The question of how long a book should be is a common one. But it also seems to be an increasingly confused one, as self-published books don’t necessarily follow the same conventions as traditionally published titles, and challenges like NaNoWriMo suggest at least the first draft of a book should be around 50,000 words, which strikes many as being awfully short, while at the same time being longer than some writers think their particular book needs to be.
Books come in all different sizes, and different lengths are suitable for different categories, so what is the right length for your book?
Be careful about meeting or confounding the audience’s expectations
Especially now that books are often ordered online or as ebooks, readers don’t necessarily consider the number of pages when buying. Sometimes this means they’re caught by surprise: a recent example is Don DeLillo’s latest, The Silence, a critical triumph with many positive newspaper and magazine reviews, all of which refer to it as a ‘book’ or a ‘novel’. One or two reviewers mentioned in passing that the book was slim. This review both calls it a novel and points out it runs to less than 10,000 words — the length of a long short story, on the cusp of a novella.
Priced at the same level as a full-length book, and described as a book or novel, its potential readers could be forgiven for assuming they were buying a full-length book.
Now look at the reader reviews: in direct opposition to the critics, the readers are furious, because this book turns out to be 128 pages in print and 61 pages in ebook, with large, generously-spaced type. Readers are finishing it in about an hour. They feel lied to and ripped off and are castigating the story not merely for its deceptive length but also for pretentiousness. It isn’t hard to surmise that they’ve chosen pretentious as a descriptor based not only on their judgement of the content but because they feel it is masquerading as something more than it is.
It might have been wiser for that title to have been marketed as a long short story or short novella, because pretending it is something it isn’t has understandably irritated its audience.
Now, there isn’t, or shouldn’t be, a direct correlation between price and number of words, or price and hours taken to read a book, because this is clearly a nonsense: W.B. Yeats’ poem ‘The Second Coming’ is less than 200 words and yet it is not that much less meaningful or important to our culture than the half a million expended on the Twilight saga. Nevertheless, rightly or wrongly, readers have come to expect that short books, novellas, ‘singles’, or special edition short stories are priced lower than full-length books.
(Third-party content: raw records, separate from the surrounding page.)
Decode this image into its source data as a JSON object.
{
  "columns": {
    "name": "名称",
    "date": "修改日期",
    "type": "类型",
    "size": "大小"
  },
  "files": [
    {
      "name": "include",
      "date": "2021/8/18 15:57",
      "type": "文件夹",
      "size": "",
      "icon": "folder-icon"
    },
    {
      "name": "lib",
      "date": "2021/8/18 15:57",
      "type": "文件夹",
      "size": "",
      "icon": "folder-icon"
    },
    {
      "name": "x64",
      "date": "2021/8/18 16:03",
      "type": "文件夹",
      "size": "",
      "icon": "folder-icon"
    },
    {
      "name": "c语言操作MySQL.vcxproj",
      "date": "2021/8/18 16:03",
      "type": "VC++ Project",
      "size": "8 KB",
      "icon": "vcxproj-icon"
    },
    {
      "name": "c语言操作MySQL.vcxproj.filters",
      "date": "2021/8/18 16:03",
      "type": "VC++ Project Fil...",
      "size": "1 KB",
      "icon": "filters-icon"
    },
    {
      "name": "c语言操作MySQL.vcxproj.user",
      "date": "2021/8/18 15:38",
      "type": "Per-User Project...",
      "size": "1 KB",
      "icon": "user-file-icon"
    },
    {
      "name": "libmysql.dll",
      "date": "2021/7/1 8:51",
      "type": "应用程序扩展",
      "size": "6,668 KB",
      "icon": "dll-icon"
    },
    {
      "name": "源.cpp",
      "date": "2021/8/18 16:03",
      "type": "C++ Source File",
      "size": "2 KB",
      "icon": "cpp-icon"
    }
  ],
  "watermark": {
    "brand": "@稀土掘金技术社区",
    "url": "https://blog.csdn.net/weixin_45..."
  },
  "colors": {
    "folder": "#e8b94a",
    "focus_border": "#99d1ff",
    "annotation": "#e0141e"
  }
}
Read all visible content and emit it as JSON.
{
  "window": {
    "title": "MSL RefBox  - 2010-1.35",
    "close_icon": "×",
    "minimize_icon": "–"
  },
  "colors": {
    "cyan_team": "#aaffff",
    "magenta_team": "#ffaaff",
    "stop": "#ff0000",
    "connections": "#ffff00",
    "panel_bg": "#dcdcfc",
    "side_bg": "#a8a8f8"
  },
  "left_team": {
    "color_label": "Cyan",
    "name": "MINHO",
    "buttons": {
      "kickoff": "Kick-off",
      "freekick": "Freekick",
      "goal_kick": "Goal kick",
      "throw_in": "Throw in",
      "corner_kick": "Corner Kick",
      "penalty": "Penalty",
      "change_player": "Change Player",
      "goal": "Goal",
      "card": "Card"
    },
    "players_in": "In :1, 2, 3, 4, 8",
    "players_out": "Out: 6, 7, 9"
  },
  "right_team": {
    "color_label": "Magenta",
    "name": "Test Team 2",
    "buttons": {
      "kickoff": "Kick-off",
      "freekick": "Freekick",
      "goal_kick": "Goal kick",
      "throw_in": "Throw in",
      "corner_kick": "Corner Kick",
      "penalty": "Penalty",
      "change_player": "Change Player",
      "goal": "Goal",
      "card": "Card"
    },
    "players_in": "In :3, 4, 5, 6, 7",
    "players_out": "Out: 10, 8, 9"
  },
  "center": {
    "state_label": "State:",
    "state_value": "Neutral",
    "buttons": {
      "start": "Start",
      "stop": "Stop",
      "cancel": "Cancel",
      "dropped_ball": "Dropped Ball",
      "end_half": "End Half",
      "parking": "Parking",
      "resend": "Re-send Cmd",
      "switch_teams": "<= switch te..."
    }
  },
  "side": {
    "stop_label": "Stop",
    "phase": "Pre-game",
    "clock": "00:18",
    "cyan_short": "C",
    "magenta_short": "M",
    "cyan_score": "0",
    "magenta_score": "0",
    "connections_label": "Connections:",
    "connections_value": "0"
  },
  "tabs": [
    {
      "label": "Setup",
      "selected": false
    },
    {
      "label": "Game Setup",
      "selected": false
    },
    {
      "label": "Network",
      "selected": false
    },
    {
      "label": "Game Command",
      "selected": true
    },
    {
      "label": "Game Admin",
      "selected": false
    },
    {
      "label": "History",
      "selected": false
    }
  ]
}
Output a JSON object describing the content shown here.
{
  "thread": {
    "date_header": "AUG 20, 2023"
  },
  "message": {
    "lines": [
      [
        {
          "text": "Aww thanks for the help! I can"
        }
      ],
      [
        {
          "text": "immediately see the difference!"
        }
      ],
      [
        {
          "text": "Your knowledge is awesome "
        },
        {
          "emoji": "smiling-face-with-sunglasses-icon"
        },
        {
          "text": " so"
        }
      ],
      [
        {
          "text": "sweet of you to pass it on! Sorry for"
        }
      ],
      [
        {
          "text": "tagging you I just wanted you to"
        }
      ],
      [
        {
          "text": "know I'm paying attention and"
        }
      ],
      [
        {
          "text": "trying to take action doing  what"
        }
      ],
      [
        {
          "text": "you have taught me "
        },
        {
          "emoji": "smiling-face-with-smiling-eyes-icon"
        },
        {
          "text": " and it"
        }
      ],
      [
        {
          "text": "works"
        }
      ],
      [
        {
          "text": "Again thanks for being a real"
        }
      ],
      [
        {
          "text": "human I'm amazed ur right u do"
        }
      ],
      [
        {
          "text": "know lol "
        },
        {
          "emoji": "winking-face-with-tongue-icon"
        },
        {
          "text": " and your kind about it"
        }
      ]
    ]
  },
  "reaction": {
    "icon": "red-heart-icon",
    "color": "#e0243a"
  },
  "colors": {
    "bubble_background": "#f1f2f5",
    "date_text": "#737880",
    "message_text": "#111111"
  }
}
This is because readers have expectations of books based partly on their experiences, and in the main those experiences still come from traditionally published books, in which there are clearer rules for the length a book should be than there are in the self-published space, where the author can go longer or shorter if they think their book really requires it.
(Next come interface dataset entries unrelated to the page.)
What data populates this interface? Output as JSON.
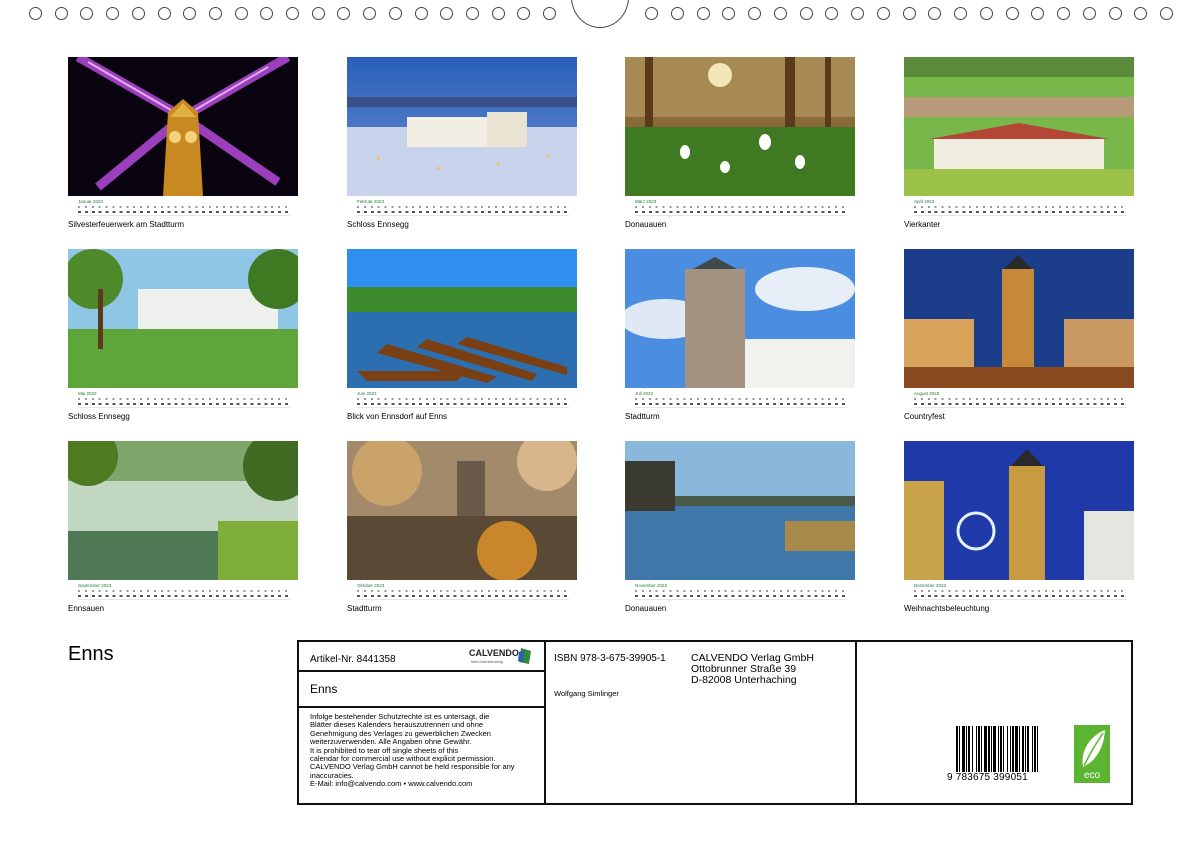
{
  "calendar_title": "Enns",
  "months": [
    {
      "month": "Januar 2023",
      "caption": "Silvesterfeuerwerk am Stadtturm"
    },
    {
      "month": "Februar 2023",
      "caption": "Schloss Ennsegg"
    },
    {
      "month": "März 2023",
      "caption": "Donauauen"
    },
    {
      "month": "April 2023",
      "caption": "Vierkanter"
    },
    {
      "month": "Mai 2023",
      "caption": "Schloss Ennsegg"
    },
    {
      "month": "Juni 2023",
      "caption": "Blick von Ennsdorf auf Enns"
    },
    {
      "month": "Juli 2023",
      "caption": "Stadtturm"
    },
    {
      "month": "August 2023",
      "caption": "Countryfest"
    },
    {
      "month": "September 2023",
      "caption": "Ennsauen"
    },
    {
      "month": "Oktober 2023",
      "caption": "Stadtturm"
    },
    {
      "month": "November 2023",
      "caption": "Donauauen"
    },
    {
      "month": "Dezember 2023",
      "caption": "Weihnachtsbeleuchtung"
    }
  ],
  "info": {
    "article": "Artikel-Nr. 8441358",
    "publisher_logo": "CALVENDO",
    "publisher_logo_sub": "Mein Kalenderverlag",
    "title": "Enns",
    "disclaimer_lines": [
      "Infolge bestehender Schutzrechte ist es untersagt, die",
      "Blätter dieses Kalenders herauszutrennen und ohne",
      "Genehmigung des Verlages zu gewerblichen Zwecken",
      "weiterzuverwenden. Alle Angaben ohne Gewähr.",
      "It is prohibited to tear off single sheets of this",
      "calendar for commercial use without explicit permission.",
      "CALVENDO Verlag GmbH cannot be held responsible for any",
      "inaccuracies.",
      "E-Mail: info@calvendo.com • www.calvendo.com"
    ],
    "isbn": "ISBN 978-3-675-39905-1",
    "author": "Wolfgang Simlinger",
    "publisher_lines": [
      "CALVENDO Verlag GmbH",
      "Ottobrunner Straße 39",
      "D-82008 Unterhaching"
    ],
    "barcode_number": "9 783675 399051",
    "eco_label": "eco"
  },
  "colors": {
    "month_label": "#1f7a3a",
    "eco_green": "#5cb531",
    "logo_green": "#2e8b3a"
  }
}
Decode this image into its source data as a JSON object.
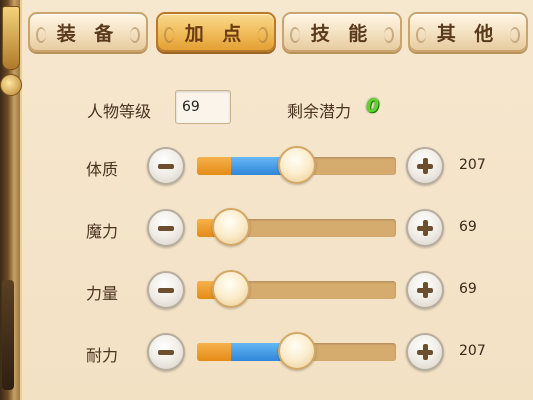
{
  "tabs": [
    {
      "label": "装 备",
      "active": false
    },
    {
      "label": "加 点",
      "active": true
    },
    {
      "label": "技 能",
      "active": false
    },
    {
      "label": "其 他",
      "active": false
    }
  ],
  "level": {
    "label": "人物等级",
    "value": "69"
  },
  "remaining": {
    "label": "剩余潜力",
    "value": "0"
  },
  "stats": [
    {
      "label": "体质",
      "value": "207",
      "base_fraction": 0.17,
      "blue_fraction": 0.5,
      "knob_fraction": 0.5
    },
    {
      "label": "魔力",
      "value": "69",
      "base_fraction": 0.17,
      "blue_fraction": 0.0,
      "knob_fraction": 0.17
    },
    {
      "label": "力量",
      "value": "69",
      "base_fraction": 0.17,
      "blue_fraction": 0.0,
      "knob_fraction": 0.17
    },
    {
      "label": "耐力",
      "value": "207",
      "base_fraction": 0.17,
      "blue_fraction": 0.5,
      "knob_fraction": 0.5
    }
  ],
  "colors": {
    "accent_tab": "#f0bb58",
    "fill_orange": "#e58b17",
    "fill_blue": "#2f86d8",
    "remaining_green": "#5ed12c"
  },
  "icons": {
    "minus": "minus-icon",
    "plus": "plus-icon"
  }
}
Again, though, the self-published author should be wary of totally confounding their readers’ expectations, because when readers feel unsatisfied by a book, they often know instinctively when the problem is that the book is too short and needs expanding, or too long and should have been cut down, and the reviews will reflect that and so impact sales.
So how many words should I write?
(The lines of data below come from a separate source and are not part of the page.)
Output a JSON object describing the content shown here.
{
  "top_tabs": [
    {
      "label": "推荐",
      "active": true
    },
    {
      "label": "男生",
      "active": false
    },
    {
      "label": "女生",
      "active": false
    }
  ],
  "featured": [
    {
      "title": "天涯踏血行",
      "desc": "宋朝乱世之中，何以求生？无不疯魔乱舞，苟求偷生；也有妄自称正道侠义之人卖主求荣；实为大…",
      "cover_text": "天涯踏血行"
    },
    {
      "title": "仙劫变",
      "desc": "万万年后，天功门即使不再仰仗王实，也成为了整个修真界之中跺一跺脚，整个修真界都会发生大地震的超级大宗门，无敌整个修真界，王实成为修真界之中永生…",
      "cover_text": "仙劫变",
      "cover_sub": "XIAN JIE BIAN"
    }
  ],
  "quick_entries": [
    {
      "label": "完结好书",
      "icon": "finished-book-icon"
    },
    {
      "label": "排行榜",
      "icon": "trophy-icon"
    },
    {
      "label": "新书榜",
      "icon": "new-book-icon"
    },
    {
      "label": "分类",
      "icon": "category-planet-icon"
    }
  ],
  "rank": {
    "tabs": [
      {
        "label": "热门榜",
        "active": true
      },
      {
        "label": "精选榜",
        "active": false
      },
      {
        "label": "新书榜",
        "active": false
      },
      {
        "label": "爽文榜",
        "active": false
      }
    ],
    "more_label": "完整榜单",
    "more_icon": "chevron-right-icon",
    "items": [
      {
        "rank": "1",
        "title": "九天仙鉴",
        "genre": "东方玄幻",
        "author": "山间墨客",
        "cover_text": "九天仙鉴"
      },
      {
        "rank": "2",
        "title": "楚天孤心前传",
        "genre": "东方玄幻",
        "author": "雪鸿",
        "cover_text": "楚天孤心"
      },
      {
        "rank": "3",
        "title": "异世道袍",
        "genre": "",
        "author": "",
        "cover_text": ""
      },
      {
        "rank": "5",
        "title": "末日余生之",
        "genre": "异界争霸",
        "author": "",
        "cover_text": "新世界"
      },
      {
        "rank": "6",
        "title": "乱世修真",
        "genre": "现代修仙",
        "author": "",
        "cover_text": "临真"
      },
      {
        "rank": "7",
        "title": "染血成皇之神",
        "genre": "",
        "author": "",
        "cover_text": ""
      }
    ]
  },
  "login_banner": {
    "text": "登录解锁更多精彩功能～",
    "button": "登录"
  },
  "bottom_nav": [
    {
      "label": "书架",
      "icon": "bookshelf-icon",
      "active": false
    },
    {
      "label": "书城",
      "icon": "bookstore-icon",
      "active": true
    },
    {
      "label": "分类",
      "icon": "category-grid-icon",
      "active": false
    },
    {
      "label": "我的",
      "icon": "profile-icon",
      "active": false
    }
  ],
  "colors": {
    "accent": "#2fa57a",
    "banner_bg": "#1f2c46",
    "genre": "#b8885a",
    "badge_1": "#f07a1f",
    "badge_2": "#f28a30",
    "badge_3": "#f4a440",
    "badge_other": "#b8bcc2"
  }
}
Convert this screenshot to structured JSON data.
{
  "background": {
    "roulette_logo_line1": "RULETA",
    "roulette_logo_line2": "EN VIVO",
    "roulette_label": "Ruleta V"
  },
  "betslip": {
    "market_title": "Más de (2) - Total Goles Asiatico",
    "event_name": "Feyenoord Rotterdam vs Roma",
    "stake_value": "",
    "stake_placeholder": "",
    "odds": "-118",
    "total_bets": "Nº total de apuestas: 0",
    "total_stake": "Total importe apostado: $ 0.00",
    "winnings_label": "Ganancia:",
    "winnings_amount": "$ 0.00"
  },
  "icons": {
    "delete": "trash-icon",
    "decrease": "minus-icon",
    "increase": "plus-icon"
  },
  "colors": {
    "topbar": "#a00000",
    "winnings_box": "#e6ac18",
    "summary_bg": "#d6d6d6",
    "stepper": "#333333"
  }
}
This will partly depend on whether you are seeking traditional publishing, because literary agents and many publishers only deal in full-length titles.
In fiction, short stories may be as short as 1000 words, and go all the way up to 10,000 words. From about 8000 words they start to be described as long short stories. As printed pages may be 250-300 words depending on type size, this means a short story may run from three or four pages, up to around forty pages.
Novellas go from 10,000 up to 40,000 words, so up to 160 pages.
Technically, anything above 40,000 words would be a novel, but in practice novels are usually significantly longer than this, and especially so if they are traditionally published.
If you are self-publishing, your novel should probably be no shorter than 50,000 words, and this will feel like a quick read.
If you are seeking traditional publishing, 70-90,000 words is common and would result in a book of up to 360 pages.
Once a book gets past around 110,000 words it begins being described as epic, and so usually these long books are in the science fiction and fantasy categories, where readers are happy to spend a lot of time in a new world.
In non-fiction, the rules are looser, and the word count can vary hugely. General non-fiction can range from a single essay of around 10,000 words, to 100,000 words of closely written information, and this is dependent on many factors and not just the book’s category. Narrative non-fiction such as memoirs are frequently around the same range as commercial fiction, so 70-90,000 words.
Since non-fiction is so often sold on the basis of a proposal, which should include reference to comparable books, those comparable books can often provide a guide as to what the audience for that particular book is likely to expect in terms of length.